Take from the records below each line that holds "true".

Record excerpts –

---

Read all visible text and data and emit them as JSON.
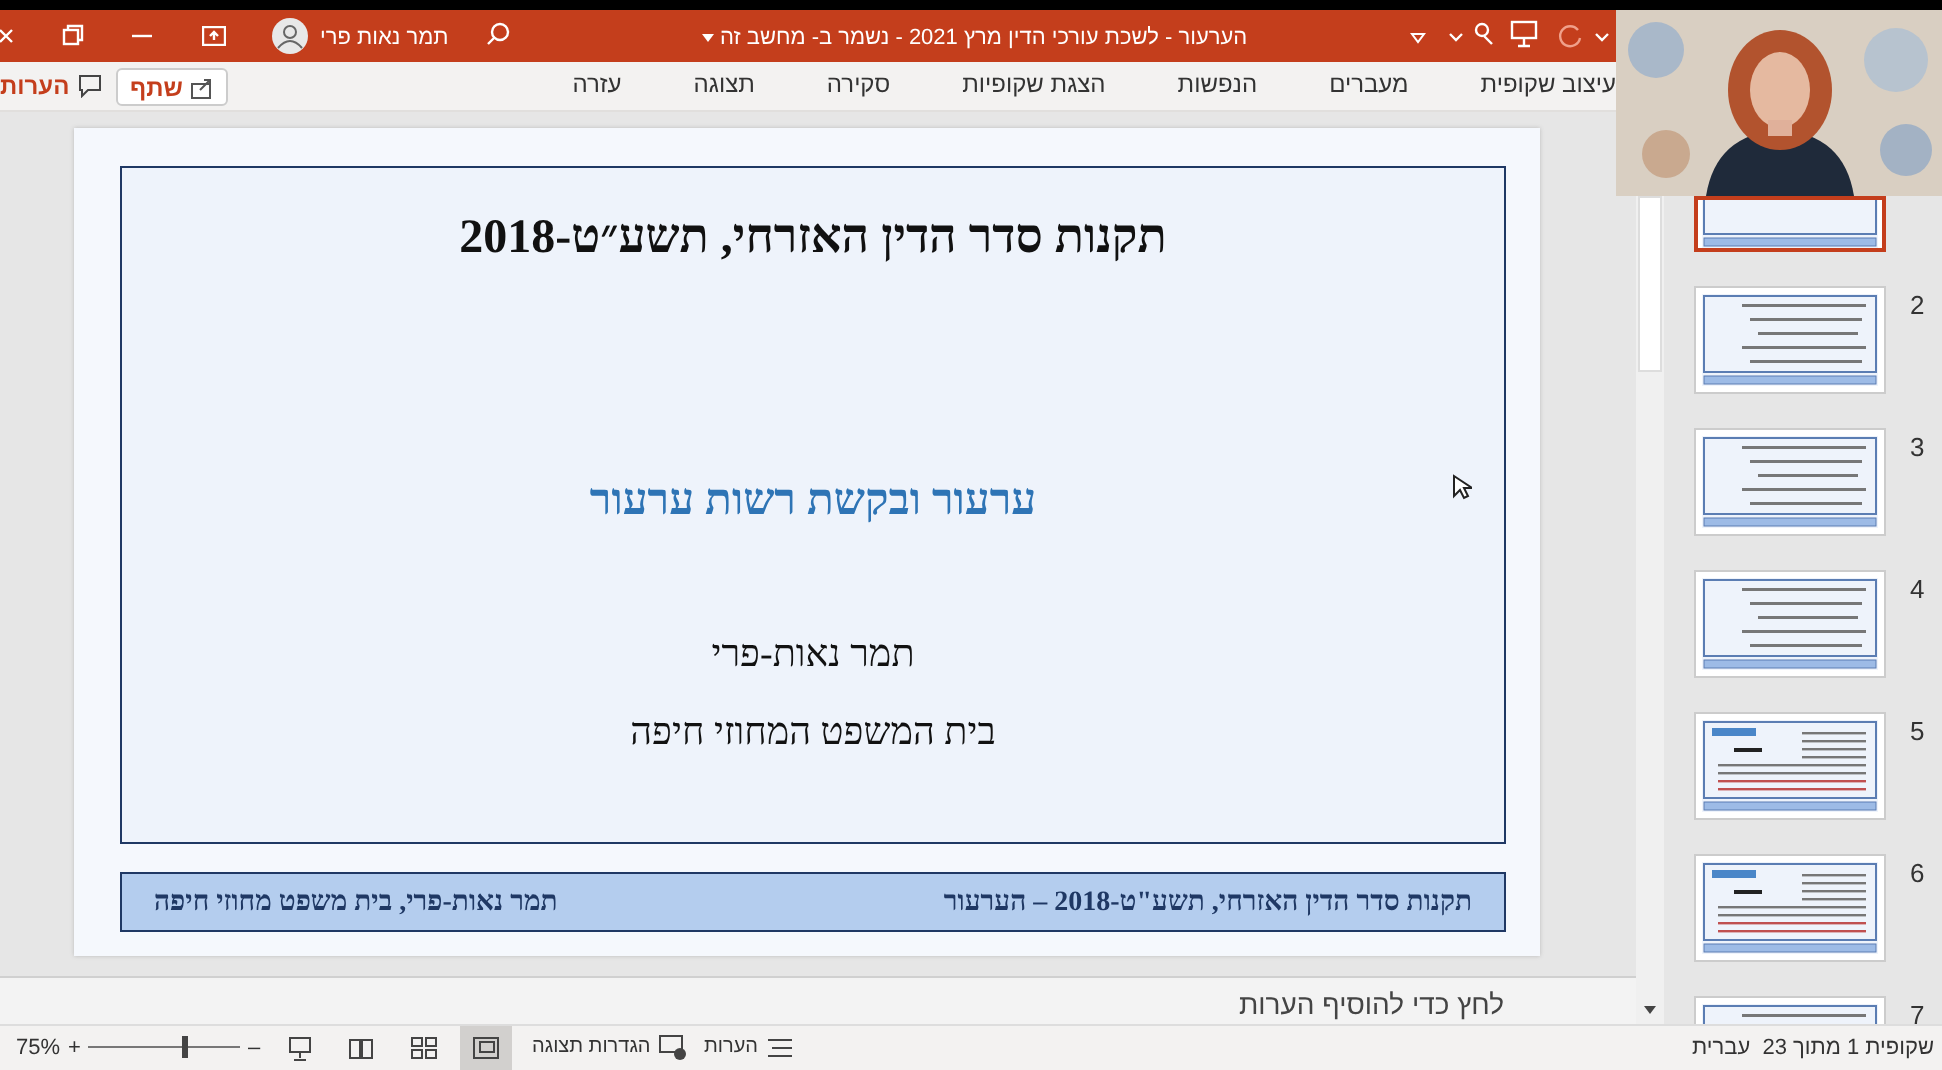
{
  "title_bar": {
    "user_name": "תמר נאות פרי",
    "document_title": "הערעור - לשכת עורכי הדין מרץ 2021 - נשמר ב- מחשב זה"
  },
  "ribbon": {
    "tabs": [
      {
        "label": "עיצוב שקופית",
        "selected": false
      },
      {
        "label": "מעברים",
        "selected": false
      },
      {
        "label": "הנפשות",
        "selected": false
      },
      {
        "label": "הצגת שקופיות",
        "selected": false
      },
      {
        "label": "סקירה",
        "selected": false
      },
      {
        "label": "תצוגה",
        "selected": false
      },
      {
        "label": "עזרה",
        "selected": false
      }
    ],
    "share_button": "שתף",
    "comments_button": "הערות"
  },
  "slide": {
    "title": "תקנות סדר הדין האזרחי, תשע״ט-2018",
    "subtitle": "ערעור ובקשת רשות ערעור",
    "author": "תמר נאות-פרי",
    "court": "בית המשפט המחוזי חיפה",
    "footer_right": "תקנות סדר הדין האזרחי, תשע\"ט-2018 – הערעור",
    "footer_left": "תמר נאות-פרי, בית משפט מחוזי חיפה"
  },
  "notes": {
    "placeholder": "לחץ כדי להוסיף הערות"
  },
  "thumbnails": [
    {
      "kind": "title",
      "selected": true
    },
    {
      "number": "2",
      "kind": "bullets",
      "selected": false
    },
    {
      "number": "3",
      "kind": "bullets",
      "selected": false
    },
    {
      "number": "4",
      "kind": "bullets",
      "selected": false
    },
    {
      "number": "5",
      "kind": "form",
      "selected": false
    },
    {
      "number": "6",
      "kind": "form",
      "selected": false
    },
    {
      "number": "7",
      "kind": "bullets",
      "selected": false
    }
  ],
  "status_bar": {
    "slide_counter": "שקופית 1 מתוך 23",
    "language": "עברית",
    "notes_button": "הערות",
    "display_settings": "הגדרות תצוגה",
    "views": [
      {
        "kind": "presenter",
        "selected": false
      },
      {
        "kind": "reading",
        "selected": false
      },
      {
        "kind": "sorter",
        "selected": false
      },
      {
        "kind": "normal",
        "selected": true
      }
    ],
    "zoom_out": "–",
    "zoom_in": "+",
    "zoom": {
      "level": 0.63,
      "reading": "75%"
    }
  }
}
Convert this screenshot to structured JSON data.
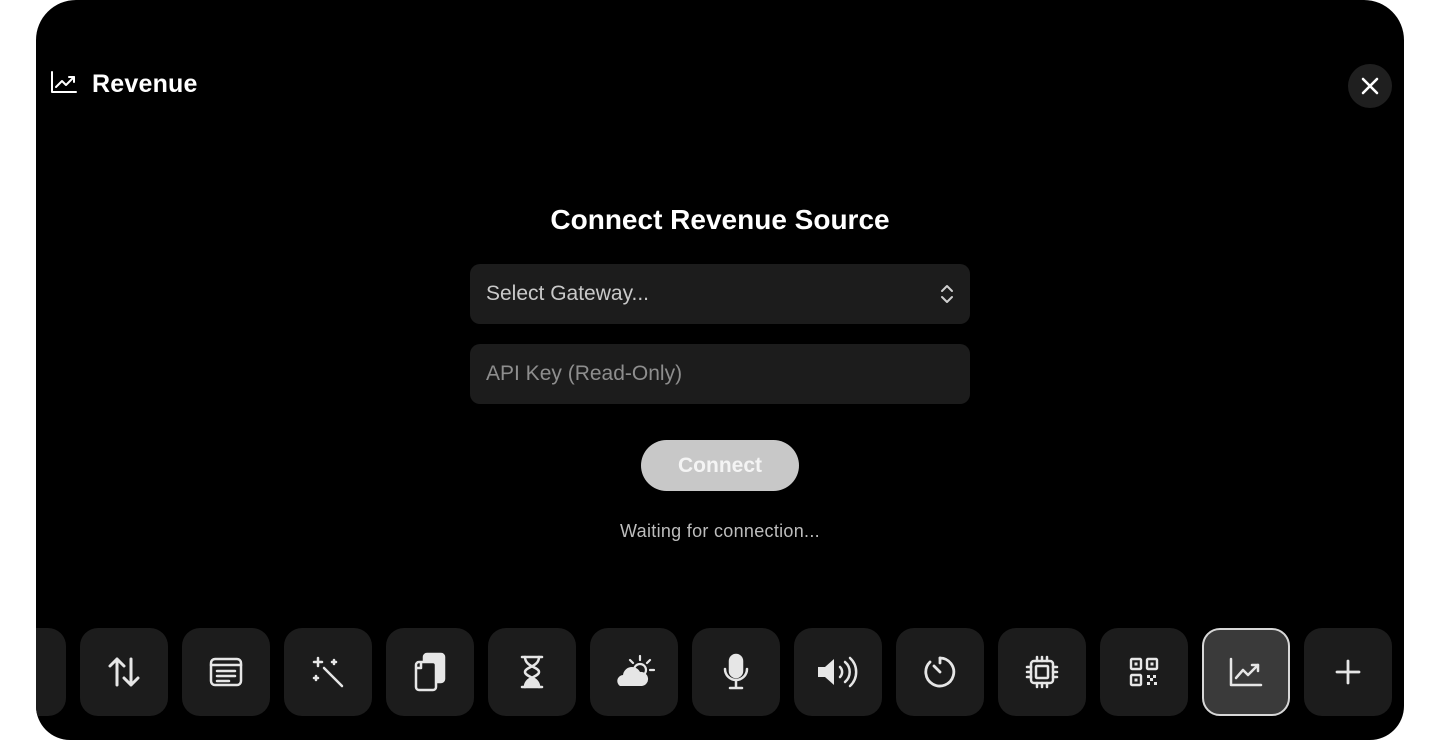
{
  "header": {
    "title": "Revenue",
    "icon": "chart-line-icon"
  },
  "form": {
    "title": "Connect Revenue Source",
    "gateway_select": {
      "value": "Select Gateway..."
    },
    "api_key_input": {
      "placeholder": "API Key (Read-Only)",
      "value": ""
    },
    "connect_label": "Connect",
    "status": "Waiting for connection..."
  },
  "dock": {
    "items": [
      {
        "icon": "partial-item-icon"
      },
      {
        "icon": "swap-vertical-icon"
      },
      {
        "icon": "notes-icon"
      },
      {
        "icon": "magic-wand-icon"
      },
      {
        "icon": "clipboard-icon"
      },
      {
        "icon": "hourglass-icon"
      },
      {
        "icon": "weather-icon"
      },
      {
        "icon": "microphone-icon"
      },
      {
        "icon": "volume-icon"
      },
      {
        "icon": "timer-icon"
      },
      {
        "icon": "cpu-icon"
      },
      {
        "icon": "qr-code-icon"
      },
      {
        "icon": "chart-line-icon",
        "active": true
      },
      {
        "icon": "plus-icon"
      }
    ]
  },
  "colors": {
    "background": "#000000",
    "surface": "#1c1c1c",
    "button": "#c8c8c8"
  }
}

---

Response box –
      "selected": true
        "selected": true
        "active": true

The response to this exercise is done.